#### WORK ORDER:
Restate the data exactly, with nothing altered.
------------------------------------------------
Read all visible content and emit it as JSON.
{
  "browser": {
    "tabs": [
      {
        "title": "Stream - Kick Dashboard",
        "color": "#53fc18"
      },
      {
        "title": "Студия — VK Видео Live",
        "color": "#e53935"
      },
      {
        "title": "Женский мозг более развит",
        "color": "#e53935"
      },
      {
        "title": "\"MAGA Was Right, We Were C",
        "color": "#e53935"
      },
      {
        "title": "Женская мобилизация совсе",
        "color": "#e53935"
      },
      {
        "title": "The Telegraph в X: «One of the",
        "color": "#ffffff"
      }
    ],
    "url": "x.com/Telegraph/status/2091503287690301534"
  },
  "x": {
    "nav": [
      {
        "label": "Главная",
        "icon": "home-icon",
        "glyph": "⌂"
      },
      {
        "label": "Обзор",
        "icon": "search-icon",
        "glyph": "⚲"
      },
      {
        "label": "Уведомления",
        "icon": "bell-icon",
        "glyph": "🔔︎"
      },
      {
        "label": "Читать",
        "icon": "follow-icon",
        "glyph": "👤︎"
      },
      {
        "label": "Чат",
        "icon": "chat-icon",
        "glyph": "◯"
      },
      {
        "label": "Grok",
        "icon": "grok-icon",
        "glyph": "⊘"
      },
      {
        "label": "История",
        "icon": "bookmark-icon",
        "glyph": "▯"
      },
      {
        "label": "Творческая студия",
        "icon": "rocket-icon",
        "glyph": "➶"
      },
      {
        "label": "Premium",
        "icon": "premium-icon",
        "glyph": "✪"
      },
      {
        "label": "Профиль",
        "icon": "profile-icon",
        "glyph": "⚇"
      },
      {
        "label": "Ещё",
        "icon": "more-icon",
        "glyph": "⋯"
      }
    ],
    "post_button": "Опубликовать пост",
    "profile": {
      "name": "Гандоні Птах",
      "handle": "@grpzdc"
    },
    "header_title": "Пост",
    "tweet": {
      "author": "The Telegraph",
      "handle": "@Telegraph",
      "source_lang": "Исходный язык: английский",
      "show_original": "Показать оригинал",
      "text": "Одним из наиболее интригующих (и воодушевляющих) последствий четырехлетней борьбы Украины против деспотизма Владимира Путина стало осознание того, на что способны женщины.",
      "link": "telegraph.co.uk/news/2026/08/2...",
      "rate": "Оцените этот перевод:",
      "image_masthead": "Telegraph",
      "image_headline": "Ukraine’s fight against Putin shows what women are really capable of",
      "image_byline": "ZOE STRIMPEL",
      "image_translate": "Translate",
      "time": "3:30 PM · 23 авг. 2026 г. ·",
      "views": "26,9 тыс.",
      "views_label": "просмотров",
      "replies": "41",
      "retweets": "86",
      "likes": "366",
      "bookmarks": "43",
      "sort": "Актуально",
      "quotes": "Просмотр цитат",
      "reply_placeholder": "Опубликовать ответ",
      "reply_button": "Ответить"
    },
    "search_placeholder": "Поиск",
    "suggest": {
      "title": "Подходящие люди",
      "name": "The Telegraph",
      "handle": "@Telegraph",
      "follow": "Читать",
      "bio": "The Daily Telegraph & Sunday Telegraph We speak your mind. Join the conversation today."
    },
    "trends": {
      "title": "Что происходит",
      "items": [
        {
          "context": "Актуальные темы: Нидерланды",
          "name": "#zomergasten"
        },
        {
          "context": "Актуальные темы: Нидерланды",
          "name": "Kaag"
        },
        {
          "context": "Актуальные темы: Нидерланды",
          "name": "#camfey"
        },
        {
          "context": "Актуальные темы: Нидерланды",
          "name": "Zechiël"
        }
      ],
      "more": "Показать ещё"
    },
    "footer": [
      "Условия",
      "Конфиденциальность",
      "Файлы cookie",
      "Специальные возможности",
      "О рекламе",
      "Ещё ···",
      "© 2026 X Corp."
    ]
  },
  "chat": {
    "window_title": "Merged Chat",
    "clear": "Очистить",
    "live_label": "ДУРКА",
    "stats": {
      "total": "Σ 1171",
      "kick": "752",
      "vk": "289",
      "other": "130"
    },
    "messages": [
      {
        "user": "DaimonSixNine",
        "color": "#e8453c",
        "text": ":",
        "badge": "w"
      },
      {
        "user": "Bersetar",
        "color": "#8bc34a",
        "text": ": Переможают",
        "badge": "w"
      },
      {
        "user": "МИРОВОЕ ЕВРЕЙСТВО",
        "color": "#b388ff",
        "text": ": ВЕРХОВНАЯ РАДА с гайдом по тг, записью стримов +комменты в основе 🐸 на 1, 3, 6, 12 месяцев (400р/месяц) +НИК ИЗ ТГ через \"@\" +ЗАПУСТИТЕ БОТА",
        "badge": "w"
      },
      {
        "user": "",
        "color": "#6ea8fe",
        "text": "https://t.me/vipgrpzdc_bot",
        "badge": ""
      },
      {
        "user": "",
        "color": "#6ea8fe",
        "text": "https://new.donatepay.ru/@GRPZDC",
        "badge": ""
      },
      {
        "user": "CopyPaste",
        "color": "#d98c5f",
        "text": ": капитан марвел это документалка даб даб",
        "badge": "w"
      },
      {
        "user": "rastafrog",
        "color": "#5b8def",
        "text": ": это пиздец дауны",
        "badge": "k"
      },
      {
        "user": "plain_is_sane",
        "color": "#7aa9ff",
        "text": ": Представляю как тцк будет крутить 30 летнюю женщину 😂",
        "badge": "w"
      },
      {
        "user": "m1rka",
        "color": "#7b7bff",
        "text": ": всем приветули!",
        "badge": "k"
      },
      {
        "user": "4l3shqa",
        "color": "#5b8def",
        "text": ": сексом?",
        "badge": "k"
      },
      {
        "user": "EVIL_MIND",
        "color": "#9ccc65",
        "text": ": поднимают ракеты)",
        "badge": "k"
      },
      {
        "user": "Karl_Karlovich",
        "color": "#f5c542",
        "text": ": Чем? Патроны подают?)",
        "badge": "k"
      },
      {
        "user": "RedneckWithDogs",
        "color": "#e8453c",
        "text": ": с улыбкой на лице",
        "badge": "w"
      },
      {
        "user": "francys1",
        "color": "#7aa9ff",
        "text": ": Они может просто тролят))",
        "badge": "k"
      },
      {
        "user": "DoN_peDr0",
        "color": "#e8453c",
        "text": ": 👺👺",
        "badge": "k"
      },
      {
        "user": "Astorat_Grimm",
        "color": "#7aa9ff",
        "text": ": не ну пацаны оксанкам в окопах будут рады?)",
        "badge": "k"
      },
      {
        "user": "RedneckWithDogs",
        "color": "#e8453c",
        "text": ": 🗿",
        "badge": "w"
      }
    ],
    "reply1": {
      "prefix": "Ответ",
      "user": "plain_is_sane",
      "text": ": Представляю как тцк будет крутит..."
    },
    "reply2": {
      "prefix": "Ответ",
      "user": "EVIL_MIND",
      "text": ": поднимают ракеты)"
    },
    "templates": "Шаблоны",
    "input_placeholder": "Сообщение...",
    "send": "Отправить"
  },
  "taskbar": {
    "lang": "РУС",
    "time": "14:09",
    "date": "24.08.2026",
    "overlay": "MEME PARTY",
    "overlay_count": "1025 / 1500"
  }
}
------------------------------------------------
#### YOUR RESPONSE:
Read all visible content and emit it as JSON.
{
  "browser": {
    "tabs": [
      {
        "title": "Stream - Kick Dashboard",
        "color": "#53fc18"
      },
      {
        "title": "Студия — VK Видео Live",
        "color": "#e53935"
      },
      {
        "title": "Женский мозг более развит",
        "color": "#e53935"
      },
      {
        "title": "\"MAGA Was Right, We Were C",
        "color": "#e53935"
      },
      {
        "title": "Женская мобилизация совсе",
        "color": "#e53935"
      },
      {
        "title": "The Telegraph в X: «One of the",
        "color": "#ffffff"
      }
    ],
    "url": "x.com/Telegraph/status/2091503287690301534"
  },
  "x": {
    "nav": [
      {
        "label": "Главная",
        "icon": "home-icon",
        "glyph": "⌂"
      },
      {
        "label": "Обзор",
        "icon": "search-icon",
        "glyph": "⚲"
      },
      {
        "label": "Уведомления",
        "icon": "bell-icon",
        "glyph": "🔔︎"
      },
      {
        "label": "Читать",
        "icon": "follow-icon",
        "glyph": "👤︎"
      },
      {
        "label": "Чат",
        "icon": "chat-icon",
        "glyph": "◯"
      },
      {
        "label": "Grok",
        "icon": "grok-icon",
        "glyph": "⊘"
      },
      {
        "label": "История",
        "icon": "bookmark-icon",
        "glyph": "▯"
      },
      {
        "label": "Творческая студия",
        "icon": "rocket-icon",
        "glyph": "➶"
      },
      {
        "label": "Premium",
        "icon": "premium-icon",
        "glyph": "✪"
      },
      {
        "label": "Профиль",
        "icon": "profile-icon",
        "glyph": "⚇"
      },
      {
        "label": "Ещё",
        "icon": "more-icon",
        "glyph": "⋯"
      }
    ],
    "post_button": "Опубликовать пост",
    "profile": {
      "name": "Гандоні Птах",
      "handle": "@grpzdc"
    },
    "header_title": "Пост",
    "tweet": {
      "author": "The Telegraph",
      "handle": "@Telegraph",
      "source_lang": "Исходный язык: английский",
      "show_original": "Показать оригинал",
      "text": "Одним из наиболее интригующих (и воодушевляющих) последствий четырехлетней борьбы Украины против деспотизма Владимира Путина стало осознание того, на что способны женщины.",
      "link": "telegraph.co.uk/news/2026/08/2...",
      "rate": "Оцените этот перевод:",
      "image_masthead": "Telegraph",
      "image_headline": "Ukraine’s fight against Putin shows what women are really capable of",
      "image_byline": "ZOE STRIMPEL",
      "image_translate": "Translate",
      "time": "3:30 PM · 23 авг. 2026 г. ·",
      "views": "26,9 тыс.",
      "views_label": "просмотров",
      "replies": "41",
      "retweets": "86",
      "likes": "366",
      "bookmarks": "43",
      "sort": "Актуально",
      "quotes": "Просмотр цитат",
      "reply_placeholder": "Опубликовать ответ",
      "reply_button": "Ответить"
    },
    "search_placeholder": "Поиск",
    "suggest": {
      "title": "Подходящие люди",
      "name": "The Telegraph",
      "handle": "@Telegraph",
      "follow": "Читать",
      "bio": "The Daily Telegraph & Sunday Telegraph We speak your mind. Join the conversation today."
    },
    "trends": {
      "title": "Что происходит",
      "items": [
        {
          "context": "Актуальные темы: Нидерланды",
          "name": "#zomergasten"
        },
        {
          "context": "Актуальные темы: Нидерланды",
          "name": "Kaag"
        },
        {
          "context": "Актуальные темы: Нидерланды",
          "name": "#camfey"
        },
        {
          "context": "Актуальные темы: Нидерланды",
          "name": "Zechiël"
        }
      ],
      "more": "Показать ещё"
    },
    "footer": [
      "Условия",
      "Конфиденциальность",
      "Файлы cookie",
      "Специальные возможности",
      "О рекламе",
      "Ещё ···",
      "© 2026 X Corp."
    ]
  },
  "chat": {
    "window_title": "Merged Chat",
    "clear": "Очистить",
    "live_label": "ДУРКА",
    "stats": {
      "total": "Σ 1171",
      "kick": "752",
      "vk": "289",
      "other": "130"
    },
    "messages": [
      {
        "user": "DaimonSixNine",
        "color": "#e8453c",
        "text": ":",
        "badge": "w"
      },
      {
        "user": "Bersetar",
        "color": "#8bc34a",
        "text": ": Переможают",
        "badge": "w"
      },
      {
        "user": "МИРОВОЕ ЕВРЕЙСТВО",
        "color": "#b388ff",
        "text": ": ВЕРХОВНАЯ РАДА с гайдом по тг, записью стримов +комменты в основе 🐸 на 1, 3, 6, 12 месяцев (400р/месяц) +НИК ИЗ ТГ через \"@\" +ЗАПУСТИТЕ БОТА",
        "badge": "w"
      },
      {
        "user": "",
        "color": "#6ea8fe",
        "text": "https://t.me/vipgrpzdc_bot",
        "badge": ""
      },
      {
        "user": "",
        "color": "#6ea8fe",
        "text": "https://new.donatepay.ru/@GRPZDC",
        "badge": ""
      },
      {
        "user": "CopyPaste",
        "color": "#d98c5f",
        "text": ": капитан марвел это документалка даб даб",
        "badge": "w"
      },
      {
        "user": "rastafrog",
        "color": "#5b8def",
        "text": ": это пиздец дауны",
        "badge": "k"
      },
      {
        "user": "plain_is_sane",
        "color": "#7aa9ff",
        "text": ": Представляю как тцк будет крутить 30 летнюю женщину 😂",
        "badge": "w"
      },
      {
        "user": "m1rka",
        "color": "#7b7bff",
        "text": ": всем приветули!",
        "badge": "k"
      },
      {
        "user": "4l3shqa",
        "color": "#5b8def",
        "text": ": сексом?",
        "badge": "k"
      },
      {
        "user": "EVIL_MIND",
        "color": "#9ccc65",
        "text": ": поднимают ракеты)",
        "badge": "k"
      },
      {
        "user": "Karl_Karlovich",
        "color": "#f5c542",
        "text": ": Чем? Патроны подают?)",
        "badge": "k"
      },
      {
        "user": "RedneckWithDogs",
        "color": "#e8453c",
        "text": ": с улыбкой на лице",
        "badge": "w"
      },
      {
        "user": "francys1",
        "color": "#7aa9ff",
        "text": ": Они может просто тролят))",
        "badge": "k"
      },
      {
        "user": "DoN_peDr0",
        "color": "#e8453c",
        "text": ": 👺👺",
        "badge": "k"
      },
      {
        "user": "Astorat_Grimm",
        "color": "#7aa9ff",
        "text": ": не ну пацаны оксанкам в окопах будут рады?)",
        "badge": "k"
      },
      {
        "user": "RedneckWithDogs",
        "color": "#e8453c",
        "text": ": 🗿",
        "badge": "w"
      }
    ],
    "reply1": {
      "prefix": "Ответ",
      "user": "plain_is_sane",
      "text": ": Представляю как тцк будет крутит..."
    },
    "reply2": {
      "prefix": "Ответ",
      "user": "EVIL_MIND",
      "text": ": поднимают ракеты)"
    },
    "templates": "Шаблоны",
    "input_placeholder": "Сообщение...",
    "send": "Отправить"
  },
  "taskbar": {
    "lang": "РУС",
    "time": "14:09",
    "date": "24.08.2026",
    "overlay": "MEME PARTY",
    "overlay_count": "1025 / 1500"
  }
}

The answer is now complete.